M31 - Andromeda Galaxy

Click for expanded view

Click here for the Luminance/Hydrogen Alpha image

M31 is best known as the Great Andromeda Galaxy. It is the dominant member of the Local Group in which the Milky Way resides. It is 2.5 million light years away and spans approximately 260 light years. It is the farthtest object readily visible to the naked eye, appearing as a faint patch of light. If the full expanse of the galaxy were visible from Earth, it would span about six times the diameter of the full moon. It has approximately 30 satellite galaxies, most of which are dwarf galaxies. The primary ones visible in the image are M32 (the small eliptical galaxy adjacent to one of its arms) and M110 (the larger eliptical galaxy below and right). It is believed that interaction between M31 and M32 caused disturbance in its spiral structure. In approximately four billion years, the Andromeda Galaxy and the Milky Way are predicted to collide. We are approaching each other at the rate of 70 miles per second.

M31 was once known as the Great Andromeda Nebula. The existence of other galaxies was not known until 1923, when Edwin Hubble identified Cepheid variable stars in M31 and was able to conclude that it lies far outside of the Milky Way.

 
   
Telescope: APM/LZOS 152mm refractor
Mount: iOptron CEM60
Guiding: Orion SSAG on Stellarvue 50mm scope
Cameras: Luminance (L) & Ha: SBIG ST-8300 with Baader filters
Color: Modified Canon 650D; raw capture; ISO 3200
Exposures: Luminance and Ha: 3 hrs. each for six panels (2x3)
Color: average of one hour for each panel
Processing: L and Ha component images were obtained and processed with CCDSoft. Color images were obtained and processed in ImagesPlus. The panels were registered using RegiStar and the mosaic was created in Photoshop. A primary Luminance layer was created by blending the L and Ha composite images. This was combined with the color layer to produce the final image.
Details: Imaging took place from my backyard observatory in southeastern Minnesota.
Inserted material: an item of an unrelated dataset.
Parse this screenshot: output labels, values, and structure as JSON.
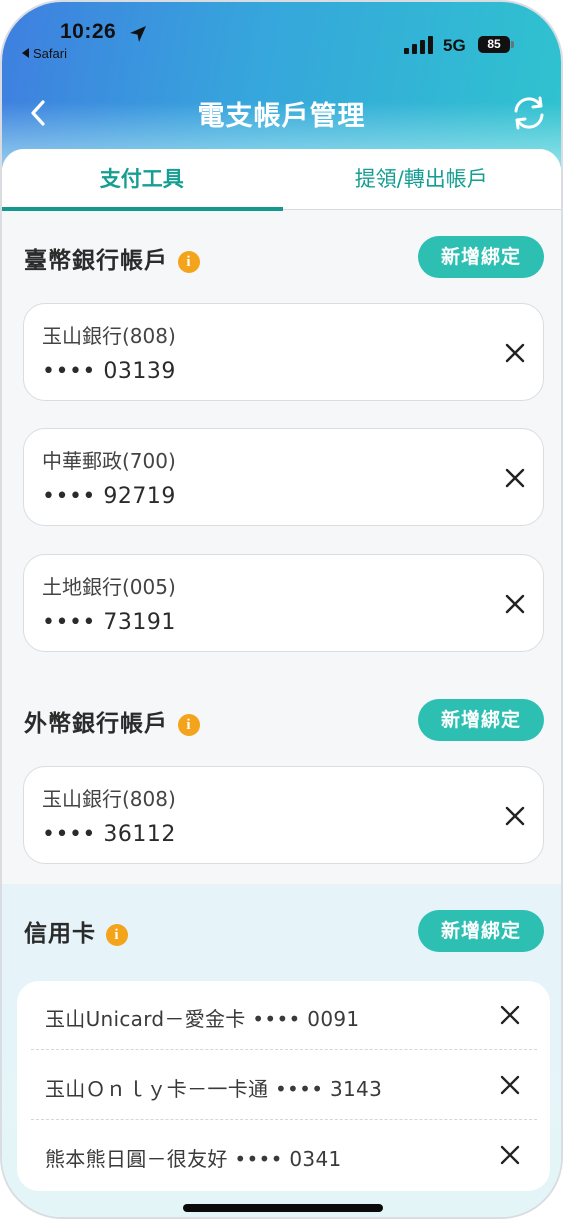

Dates ranged between mid-September of 2017 and early January of 2018.
   
Back to Index